The Reserve Bank will develop a guidance note on climate change risk management for banks, insurers and non-bank deposit takers, plans a climate change scenario-based bank stress test, and is working towards "fully embedding" climate risks into its core functions of financial stability and monetary policy.
These points are made in a climate change report released by the Reserve Bank on Tuesday.
“We recognise the need for more action than current, that is why we have laid out our commitments and future plans around climate change in this report,” Reserve Bank Governor Adrian Orr says.
Later in 2021 the Reserve Bank says it will start developing a guidance note on climate change risk management for the entities it regulates.
"The Guidance will support the Climate Related Disclosure plans and will cover governance, risk management, scenario analysis and disclosure. The guidance will not impose new requirements in relation to climate risks; rather it will support compliance with the [Reserve] Bank’s existing risk-management and governance requirements, and will provide guidance to assist entities to manage climate risks," the Reserve Bank says.
"Our approach will follow that of other appropriate regulators, for instance the Australian Prudential Regulation Authority and the Monetary Authority of Singapore, and will focus on physical, transition and liability risks. We believe that it will be crucial to work with our regulated entities to ensure that they are in positions to meet the new reporting expectations. We have heard from industry that key challenges include establishing appropriate scenarios, managing uncertainty, data availability, and capacity."

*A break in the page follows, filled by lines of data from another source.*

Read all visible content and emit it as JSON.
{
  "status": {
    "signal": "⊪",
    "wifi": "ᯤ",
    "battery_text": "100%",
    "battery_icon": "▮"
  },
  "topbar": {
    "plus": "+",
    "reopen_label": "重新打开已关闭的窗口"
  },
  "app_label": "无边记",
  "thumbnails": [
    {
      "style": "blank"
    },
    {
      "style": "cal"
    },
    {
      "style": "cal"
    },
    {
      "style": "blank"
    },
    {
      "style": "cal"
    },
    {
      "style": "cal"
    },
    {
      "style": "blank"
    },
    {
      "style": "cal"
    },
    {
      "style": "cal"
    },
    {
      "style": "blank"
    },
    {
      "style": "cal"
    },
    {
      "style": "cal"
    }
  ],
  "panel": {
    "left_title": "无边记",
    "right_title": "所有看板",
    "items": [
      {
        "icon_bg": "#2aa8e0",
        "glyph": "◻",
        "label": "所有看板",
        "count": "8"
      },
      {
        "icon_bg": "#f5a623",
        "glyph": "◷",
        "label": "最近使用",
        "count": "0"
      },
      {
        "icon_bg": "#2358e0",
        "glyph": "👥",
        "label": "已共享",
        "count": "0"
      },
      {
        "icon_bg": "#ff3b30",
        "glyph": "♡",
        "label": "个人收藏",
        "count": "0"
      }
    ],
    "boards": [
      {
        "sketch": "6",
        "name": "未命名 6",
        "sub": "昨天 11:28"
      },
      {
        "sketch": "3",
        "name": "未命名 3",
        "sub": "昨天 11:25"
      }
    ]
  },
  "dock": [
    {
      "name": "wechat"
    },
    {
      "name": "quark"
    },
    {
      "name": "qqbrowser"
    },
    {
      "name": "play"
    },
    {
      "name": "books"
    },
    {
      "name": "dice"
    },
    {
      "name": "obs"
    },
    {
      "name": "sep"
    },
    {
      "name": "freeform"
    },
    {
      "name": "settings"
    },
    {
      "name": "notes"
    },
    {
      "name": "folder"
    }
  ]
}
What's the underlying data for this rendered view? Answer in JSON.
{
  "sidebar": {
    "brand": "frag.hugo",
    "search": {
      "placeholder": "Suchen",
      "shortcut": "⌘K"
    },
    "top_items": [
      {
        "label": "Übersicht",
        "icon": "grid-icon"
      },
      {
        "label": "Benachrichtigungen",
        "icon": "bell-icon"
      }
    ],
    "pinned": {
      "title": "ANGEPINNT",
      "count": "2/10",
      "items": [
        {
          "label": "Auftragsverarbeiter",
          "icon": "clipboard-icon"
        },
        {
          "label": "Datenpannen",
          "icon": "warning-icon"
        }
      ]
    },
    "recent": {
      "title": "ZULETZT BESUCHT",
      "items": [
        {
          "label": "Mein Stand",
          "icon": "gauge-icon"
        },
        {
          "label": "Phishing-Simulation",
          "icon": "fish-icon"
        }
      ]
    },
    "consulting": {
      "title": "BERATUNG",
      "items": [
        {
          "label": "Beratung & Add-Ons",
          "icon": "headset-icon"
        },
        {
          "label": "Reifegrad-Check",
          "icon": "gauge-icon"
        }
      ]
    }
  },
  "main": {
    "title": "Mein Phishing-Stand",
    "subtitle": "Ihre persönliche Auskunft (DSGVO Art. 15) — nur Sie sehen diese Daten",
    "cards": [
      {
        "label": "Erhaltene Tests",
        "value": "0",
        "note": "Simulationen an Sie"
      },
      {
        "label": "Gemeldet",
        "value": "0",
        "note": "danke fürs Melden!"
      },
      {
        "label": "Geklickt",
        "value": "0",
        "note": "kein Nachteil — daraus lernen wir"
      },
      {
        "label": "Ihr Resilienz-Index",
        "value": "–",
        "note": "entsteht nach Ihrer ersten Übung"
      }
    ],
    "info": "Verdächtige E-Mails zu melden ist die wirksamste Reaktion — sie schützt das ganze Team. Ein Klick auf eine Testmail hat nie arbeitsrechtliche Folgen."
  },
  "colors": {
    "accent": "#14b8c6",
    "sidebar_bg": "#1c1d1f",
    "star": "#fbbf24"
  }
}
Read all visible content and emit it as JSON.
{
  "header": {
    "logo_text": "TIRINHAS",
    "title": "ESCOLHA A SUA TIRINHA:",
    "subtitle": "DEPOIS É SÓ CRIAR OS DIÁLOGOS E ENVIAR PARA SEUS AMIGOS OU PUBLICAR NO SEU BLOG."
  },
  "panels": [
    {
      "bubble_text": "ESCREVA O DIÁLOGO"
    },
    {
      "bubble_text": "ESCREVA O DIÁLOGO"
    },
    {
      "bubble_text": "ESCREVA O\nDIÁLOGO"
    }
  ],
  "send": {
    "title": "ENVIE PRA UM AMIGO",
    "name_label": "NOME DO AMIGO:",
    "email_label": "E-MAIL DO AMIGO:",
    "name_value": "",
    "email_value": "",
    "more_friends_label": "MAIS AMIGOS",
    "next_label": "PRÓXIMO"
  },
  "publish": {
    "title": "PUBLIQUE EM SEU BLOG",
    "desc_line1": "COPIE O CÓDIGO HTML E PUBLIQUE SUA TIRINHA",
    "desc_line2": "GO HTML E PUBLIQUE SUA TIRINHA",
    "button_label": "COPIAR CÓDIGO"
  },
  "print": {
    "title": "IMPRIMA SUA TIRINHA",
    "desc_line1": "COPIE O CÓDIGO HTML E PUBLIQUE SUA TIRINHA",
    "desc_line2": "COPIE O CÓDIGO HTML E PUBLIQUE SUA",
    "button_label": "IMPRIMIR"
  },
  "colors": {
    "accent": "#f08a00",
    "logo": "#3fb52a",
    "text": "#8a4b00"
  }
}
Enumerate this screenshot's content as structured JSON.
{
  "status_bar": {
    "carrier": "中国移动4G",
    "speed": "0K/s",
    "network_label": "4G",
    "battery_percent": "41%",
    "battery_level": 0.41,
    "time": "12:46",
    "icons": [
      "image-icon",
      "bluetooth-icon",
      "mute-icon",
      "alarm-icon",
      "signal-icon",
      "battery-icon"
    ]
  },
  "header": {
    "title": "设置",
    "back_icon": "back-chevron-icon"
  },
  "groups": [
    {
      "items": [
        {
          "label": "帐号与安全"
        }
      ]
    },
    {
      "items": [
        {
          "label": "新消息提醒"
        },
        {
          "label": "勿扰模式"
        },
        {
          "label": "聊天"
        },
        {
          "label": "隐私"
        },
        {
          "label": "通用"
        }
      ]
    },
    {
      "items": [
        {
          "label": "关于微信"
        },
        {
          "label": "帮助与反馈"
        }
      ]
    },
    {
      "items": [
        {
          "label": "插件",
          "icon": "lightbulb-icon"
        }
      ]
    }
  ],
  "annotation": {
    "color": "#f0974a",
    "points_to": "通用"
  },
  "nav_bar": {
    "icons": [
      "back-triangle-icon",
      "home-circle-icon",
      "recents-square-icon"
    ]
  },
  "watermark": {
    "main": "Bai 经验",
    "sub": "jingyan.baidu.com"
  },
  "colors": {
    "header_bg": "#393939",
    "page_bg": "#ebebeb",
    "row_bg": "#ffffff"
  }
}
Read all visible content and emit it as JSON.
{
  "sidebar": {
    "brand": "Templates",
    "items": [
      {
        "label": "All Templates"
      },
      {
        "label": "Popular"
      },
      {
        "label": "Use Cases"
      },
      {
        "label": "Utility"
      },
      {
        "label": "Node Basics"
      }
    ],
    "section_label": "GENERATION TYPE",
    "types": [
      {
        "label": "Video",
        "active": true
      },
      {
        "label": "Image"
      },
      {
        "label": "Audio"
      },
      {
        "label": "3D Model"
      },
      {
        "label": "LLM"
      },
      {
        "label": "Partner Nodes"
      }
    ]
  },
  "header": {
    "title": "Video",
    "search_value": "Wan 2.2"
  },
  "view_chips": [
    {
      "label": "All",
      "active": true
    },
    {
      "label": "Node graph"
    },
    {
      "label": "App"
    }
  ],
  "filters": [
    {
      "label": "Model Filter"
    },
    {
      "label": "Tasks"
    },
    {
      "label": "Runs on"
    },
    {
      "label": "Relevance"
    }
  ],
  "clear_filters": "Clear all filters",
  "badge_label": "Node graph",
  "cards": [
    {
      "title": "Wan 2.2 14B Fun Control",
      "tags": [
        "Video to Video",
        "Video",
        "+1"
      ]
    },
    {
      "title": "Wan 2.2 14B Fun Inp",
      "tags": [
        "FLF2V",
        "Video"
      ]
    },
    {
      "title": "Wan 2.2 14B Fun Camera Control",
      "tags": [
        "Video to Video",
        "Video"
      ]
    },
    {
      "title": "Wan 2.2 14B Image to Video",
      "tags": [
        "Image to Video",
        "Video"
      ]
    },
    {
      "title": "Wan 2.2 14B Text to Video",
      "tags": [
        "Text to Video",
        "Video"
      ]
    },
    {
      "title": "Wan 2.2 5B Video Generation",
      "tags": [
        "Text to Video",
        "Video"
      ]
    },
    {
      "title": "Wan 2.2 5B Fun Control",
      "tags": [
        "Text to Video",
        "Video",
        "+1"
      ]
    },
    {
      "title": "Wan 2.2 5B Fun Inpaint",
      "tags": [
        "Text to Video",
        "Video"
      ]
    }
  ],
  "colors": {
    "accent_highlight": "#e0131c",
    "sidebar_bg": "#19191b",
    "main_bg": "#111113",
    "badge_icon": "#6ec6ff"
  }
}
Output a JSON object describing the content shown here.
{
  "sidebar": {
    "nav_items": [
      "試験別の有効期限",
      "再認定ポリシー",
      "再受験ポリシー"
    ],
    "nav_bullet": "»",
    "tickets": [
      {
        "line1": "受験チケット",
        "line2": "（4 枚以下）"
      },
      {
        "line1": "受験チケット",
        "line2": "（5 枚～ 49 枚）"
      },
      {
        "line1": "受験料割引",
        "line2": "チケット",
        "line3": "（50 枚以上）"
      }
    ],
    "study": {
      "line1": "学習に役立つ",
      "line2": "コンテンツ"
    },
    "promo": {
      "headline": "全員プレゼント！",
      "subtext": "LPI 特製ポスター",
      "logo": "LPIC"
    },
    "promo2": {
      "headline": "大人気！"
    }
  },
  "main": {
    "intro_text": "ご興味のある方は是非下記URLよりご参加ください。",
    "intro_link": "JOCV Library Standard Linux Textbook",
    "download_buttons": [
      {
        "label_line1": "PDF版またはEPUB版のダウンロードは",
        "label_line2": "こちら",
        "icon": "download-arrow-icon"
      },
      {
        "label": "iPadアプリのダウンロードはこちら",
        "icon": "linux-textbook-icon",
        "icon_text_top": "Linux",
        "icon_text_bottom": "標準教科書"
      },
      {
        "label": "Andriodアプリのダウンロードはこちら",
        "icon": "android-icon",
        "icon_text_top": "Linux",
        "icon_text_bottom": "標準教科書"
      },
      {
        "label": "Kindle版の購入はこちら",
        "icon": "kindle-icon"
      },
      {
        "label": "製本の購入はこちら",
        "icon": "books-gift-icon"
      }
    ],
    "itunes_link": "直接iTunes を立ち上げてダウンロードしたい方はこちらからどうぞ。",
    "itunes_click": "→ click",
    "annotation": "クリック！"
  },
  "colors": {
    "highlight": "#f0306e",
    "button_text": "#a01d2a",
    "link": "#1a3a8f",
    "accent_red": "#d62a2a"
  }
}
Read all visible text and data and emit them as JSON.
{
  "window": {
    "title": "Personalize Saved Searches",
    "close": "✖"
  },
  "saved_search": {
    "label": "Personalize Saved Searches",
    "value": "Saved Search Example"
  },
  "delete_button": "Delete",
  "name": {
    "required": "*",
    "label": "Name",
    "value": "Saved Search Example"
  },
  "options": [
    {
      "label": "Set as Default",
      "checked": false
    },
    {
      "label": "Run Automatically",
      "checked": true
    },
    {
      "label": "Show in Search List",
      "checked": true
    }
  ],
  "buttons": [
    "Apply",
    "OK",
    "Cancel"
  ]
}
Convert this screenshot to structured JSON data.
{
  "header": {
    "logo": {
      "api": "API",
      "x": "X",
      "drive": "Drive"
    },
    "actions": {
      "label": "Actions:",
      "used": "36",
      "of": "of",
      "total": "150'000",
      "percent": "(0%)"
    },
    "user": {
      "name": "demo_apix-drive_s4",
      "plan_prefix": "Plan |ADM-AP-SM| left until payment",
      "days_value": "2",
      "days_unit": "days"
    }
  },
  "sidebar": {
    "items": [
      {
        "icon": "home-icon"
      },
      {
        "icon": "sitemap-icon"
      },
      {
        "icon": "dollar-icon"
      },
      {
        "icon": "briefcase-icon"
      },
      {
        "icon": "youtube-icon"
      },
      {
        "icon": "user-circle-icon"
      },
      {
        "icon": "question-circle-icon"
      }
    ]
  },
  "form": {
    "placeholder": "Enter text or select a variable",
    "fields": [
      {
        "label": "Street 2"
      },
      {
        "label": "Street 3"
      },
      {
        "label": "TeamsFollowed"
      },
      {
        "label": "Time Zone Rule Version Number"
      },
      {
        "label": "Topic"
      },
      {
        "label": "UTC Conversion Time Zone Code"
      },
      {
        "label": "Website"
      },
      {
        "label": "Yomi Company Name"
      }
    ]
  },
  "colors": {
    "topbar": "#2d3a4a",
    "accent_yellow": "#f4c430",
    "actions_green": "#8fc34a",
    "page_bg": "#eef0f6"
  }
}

The Reserve Bank is the prudential regulator of banks, insurers and non-bank deposit takers including building societies, credit unions and finance companies.
The Reserve Bank says it's working closely with the External Reporting Board (XRB), an independent Crown entity tasked with preparing and issuing accounting standards and audit assurance standards. The XRB last week launched consultation on climate-related disclosures.
"The required disclosure will incentivise regulated entities to make progress on making robust long-term plans for responding to climate change and managing the emerging risks. We aim to support regulated entities by helping to develop a common understanding of what is needed and sharing best practice," the Reserve Bank says.
"While other agencies are in the lead on the design and implementation of disclosure obligations, the matters that the disclosure will cover fall mostly within our areas of concern as a supervisor."
'A full climate change scenario based industry stress test'
Meanwhile, the Reserve Bank says it's "learning ways" to further incorporate the risks of climate change into its bank stress testing, while improving capability.
"The plan is to build up gradually over the next 18 months to a full climate change scenario based industry stress test," the Reserve Bank says.
The Reserve Bank goes on to say that understanding climate change and climate risks is of critical importance to financial stability.
"Our foremost interest is the exposure of the financial institutions that we regulate to climate-related risks and their strategies to mitigate these risks."
"We are working towards fully embedding climate risks into our core functions of financial stability and monetary policy. In conducting these core activities, we must have regard to all relevant risks and operate according to appropriate time horizons," the Reserve Bank says.
"Climate change could have a large impact on our economy, so we must develop a strong understanding of the impacts it poses to our ability to conduct our monetary policy role effectively."
"We are currently assessing how our approach to monetary policy should account for the impacts of climate change. Climate change is a complex issue and we must make sure that we understand how it will affect the economy to effectively mitigate the attendant risks. Our approach to climate change is developing and we are continuing our research efforts," the Reserve Bank says.
The diagram below comes from the Reserve Bank report.